▸ WHAT THE TASK REQUIRES: Please write out every line of the material, leaving out any picture.

▸ DATA FOR THIS TASK:
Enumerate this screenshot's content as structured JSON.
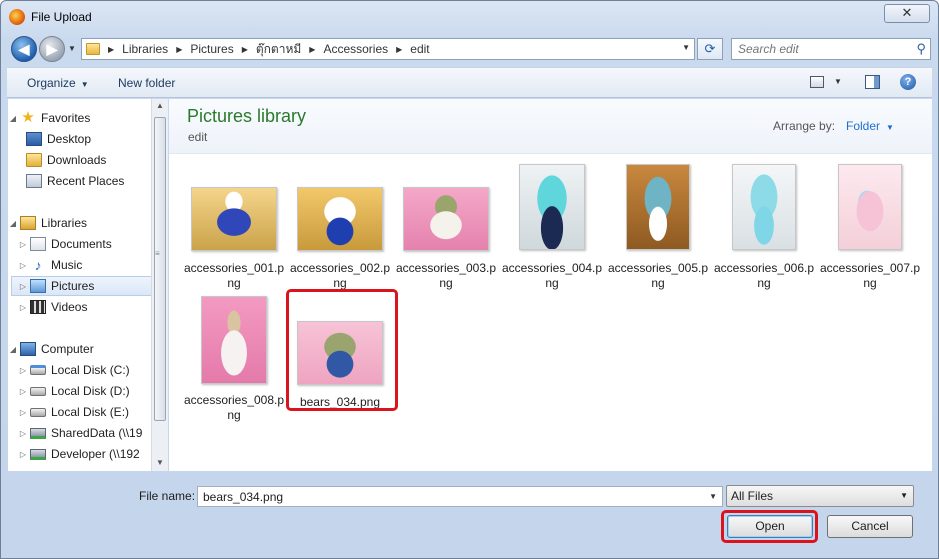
{
  "window": {
    "title": "File Upload",
    "close_glyph": "✕"
  },
  "address": {
    "crumbs": [
      "Libraries",
      "Pictures",
      "ตุ๊กตาหมี",
      "Accessories",
      "edit"
    ],
    "search_placeholder": "Search edit"
  },
  "toolbar": {
    "organize": "Organize",
    "new_folder": "New folder"
  },
  "nav": {
    "items": [
      {
        "label": "Favorites",
        "icon": "star-icon"
      },
      {
        "label": "Desktop",
        "icon": "desktop-icon"
      },
      {
        "label": "Downloads",
        "icon": "downloads-folder-icon"
      },
      {
        "label": "Recent Places",
        "icon": "recent-places-icon"
      },
      {
        "label": "Libraries",
        "icon": "libraries-icon"
      },
      {
        "label": "Documents",
        "icon": "documents-icon"
      },
      {
        "label": "Music",
        "icon": "music-icon"
      },
      {
        "label": "Pictures",
        "icon": "pictures-icon"
      },
      {
        "label": "Videos",
        "icon": "videos-icon"
      },
      {
        "label": "Computer",
        "icon": "computer-icon"
      },
      {
        "label": "Local Disk (C:)",
        "icon": "system-disk-icon"
      },
      {
        "label": "Local Disk (D:)",
        "icon": "disk-icon"
      },
      {
        "label": "Local Disk (E:)",
        "icon": "disk-icon"
      },
      {
        "label": "SharedData (\\\\19",
        "icon": "network-drive-icon"
      },
      {
        "label": "Developer (\\\\192",
        "icon": "network-drive-icon"
      }
    ]
  },
  "content": {
    "title": "Pictures library",
    "subtitle": "edit",
    "arrange_label": "Arrange by:",
    "arrange_value": "Folder",
    "files": [
      "accessories_001.png",
      "accessories_002.png",
      "accessories_003.png",
      "accessories_004.png",
      "accessories_005.png",
      "accessories_006.png",
      "accessories_007.png",
      "accessories_008.png",
      "bears_034.png"
    ],
    "selected_file": "bears_034.png"
  },
  "footer": {
    "file_name_label": "File name:",
    "file_name_value": "bears_034.png",
    "file_type": "All Files",
    "open_label": "Open",
    "cancel_label": "Cancel"
  },
  "colors": {
    "library_title": "#2b7a2b",
    "link_blue": "#1f6fcf",
    "highlight_red": "#d9141d"
  }
}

▸ ANSWER BOX:
Enumerate this screenshot's content as structured JSON.
{
  "window": {
    "title": "File Upload",
    "close_glyph": "✕"
  },
  "address": {
    "crumbs": [
      "Libraries",
      "Pictures",
      "ตุ๊กตาหมี",
      "Accessories",
      "edit"
    ],
    "search_placeholder": "Search edit"
  },
  "toolbar": {
    "organize": "Organize",
    "new_folder": "New folder"
  },
  "nav": {
    "items": [
      {
        "label": "Favorites",
        "icon": "star-icon"
      },
      {
        "label": "Desktop",
        "icon": "desktop-icon"
      },
      {
        "label": "Downloads",
        "icon": "downloads-folder-icon"
      },
      {
        "label": "Recent Places",
        "icon": "recent-places-icon"
      },
      {
        "label": "Libraries",
        "icon": "libraries-icon"
      },
      {
        "label": "Documents",
        "icon": "documents-icon"
      },
      {
        "label": "Music",
        "icon": "music-icon"
      },
      {
        "label": "Pictures",
        "icon": "pictures-icon"
      },
      {
        "label": "Videos",
        "icon": "videos-icon"
      },
      {
        "label": "Computer",
        "icon": "computer-icon"
      },
      {
        "label": "Local Disk (C:)",
        "icon": "system-disk-icon"
      },
      {
        "label": "Local Disk (D:)",
        "icon": "disk-icon"
      },
      {
        "label": "Local Disk (E:)",
        "icon": "disk-icon"
      },
      {
        "label": "SharedData (\\\\19",
        "icon": "network-drive-icon"
      },
      {
        "label": "Developer (\\\\192",
        "icon": "network-drive-icon"
      }
    ]
  },
  "content": {
    "title": "Pictures library",
    "subtitle": "edit",
    "arrange_label": "Arrange by:",
    "arrange_value": "Folder",
    "files": [
      "accessories_001.png",
      "accessories_002.png",
      "accessories_003.png",
      "accessories_004.png",
      "accessories_005.png",
      "accessories_006.png",
      "accessories_007.png",
      "accessories_008.png",
      "bears_034.png"
    ],
    "selected_file": "bears_034.png"
  },
  "footer": {
    "file_name_label": "File name:",
    "file_name_value": "bears_034.png",
    "file_type": "All Files",
    "open_label": "Open",
    "cancel_label": "Cancel"
  },
  "colors": {
    "library_title": "#2b7a2b",
    "link_blue": "#1f6fcf",
    "highlight_red": "#d9141d"
  }
}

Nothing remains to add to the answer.